> _Exercise_: Once you have read the entries below, give them all again without any difference.

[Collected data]
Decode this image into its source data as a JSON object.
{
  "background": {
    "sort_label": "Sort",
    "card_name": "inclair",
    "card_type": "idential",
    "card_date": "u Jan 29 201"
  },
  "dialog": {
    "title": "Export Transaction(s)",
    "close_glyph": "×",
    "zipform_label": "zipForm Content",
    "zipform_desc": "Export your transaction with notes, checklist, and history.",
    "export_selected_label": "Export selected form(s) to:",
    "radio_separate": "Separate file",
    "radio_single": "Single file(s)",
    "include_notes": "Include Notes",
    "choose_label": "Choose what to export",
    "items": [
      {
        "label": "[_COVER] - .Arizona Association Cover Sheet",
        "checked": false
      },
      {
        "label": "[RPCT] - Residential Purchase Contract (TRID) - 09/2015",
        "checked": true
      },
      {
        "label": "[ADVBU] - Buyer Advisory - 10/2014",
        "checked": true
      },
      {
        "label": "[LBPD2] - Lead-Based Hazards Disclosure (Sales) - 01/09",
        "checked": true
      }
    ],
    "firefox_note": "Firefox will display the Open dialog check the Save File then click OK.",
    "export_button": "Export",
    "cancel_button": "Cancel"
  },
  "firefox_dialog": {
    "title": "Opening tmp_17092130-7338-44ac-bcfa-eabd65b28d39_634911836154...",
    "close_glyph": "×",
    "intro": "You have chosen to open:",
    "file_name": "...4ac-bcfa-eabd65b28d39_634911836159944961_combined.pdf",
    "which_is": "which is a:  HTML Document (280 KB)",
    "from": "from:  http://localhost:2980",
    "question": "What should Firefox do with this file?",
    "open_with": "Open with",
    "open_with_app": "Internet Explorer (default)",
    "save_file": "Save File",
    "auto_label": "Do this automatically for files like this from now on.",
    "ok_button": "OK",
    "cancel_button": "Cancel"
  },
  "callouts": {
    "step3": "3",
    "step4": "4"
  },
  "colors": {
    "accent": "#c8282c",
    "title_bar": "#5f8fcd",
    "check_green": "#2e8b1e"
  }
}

> _Solution to this exercise_:
Decode this image into its source data as a JSON object.
{
  "background": {
    "sort_label": "Sort",
    "card_name": "inclair",
    "card_type": "idential",
    "card_date": "u Jan 29 201"
  },
  "dialog": {
    "title": "Export Transaction(s)",
    "close_glyph": "×",
    "zipform_label": "zipForm Content",
    "zipform_desc": "Export your transaction with notes, checklist, and history.",
    "export_selected_label": "Export selected form(s) to:",
    "radio_separate": "Separate file",
    "radio_single": "Single file(s)",
    "include_notes": "Include Notes",
    "choose_label": "Choose what to export",
    "items": [
      {
        "label": "[_COVER] - .Arizona Association Cover Sheet",
        "checked": false
      },
      {
        "label": "[RPCT] - Residential Purchase Contract (TRID) - 09/2015",
        "checked": true
      },
      {
        "label": "[ADVBU] - Buyer Advisory - 10/2014",
        "checked": true
      },
      {
        "label": "[LBPD2] - Lead-Based Hazards Disclosure (Sales) - 01/09",
        "checked": true
      }
    ],
    "firefox_note": "Firefox will display the Open dialog check the Save File then click OK.",
    "export_button": "Export",
    "cancel_button": "Cancel"
  },
  "firefox_dialog": {
    "title": "Opening tmp_17092130-7338-44ac-bcfa-eabd65b28d39_634911836154...",
    "close_glyph": "×",
    "intro": "You have chosen to open:",
    "file_name": "...4ac-bcfa-eabd65b28d39_634911836159944961_combined.pdf",
    "which_is": "which is a:  HTML Document (280 KB)",
    "from": "from:  http://localhost:2980",
    "question": "What should Firefox do with this file?",
    "open_with": "Open with",
    "open_with_app": "Internet Explorer (default)",
    "save_file": "Save File",
    "auto_label": "Do this automatically for files like this from now on.",
    "ok_button": "OK",
    "cancel_button": "Cancel"
  },
  "callouts": {
    "step3": "3",
    "step4": "4"
  },
  "colors": {
    "accent": "#c8282c",
    "title_bar": "#5f8fcd",
    "check_green": "#2e8b1e"
  }
}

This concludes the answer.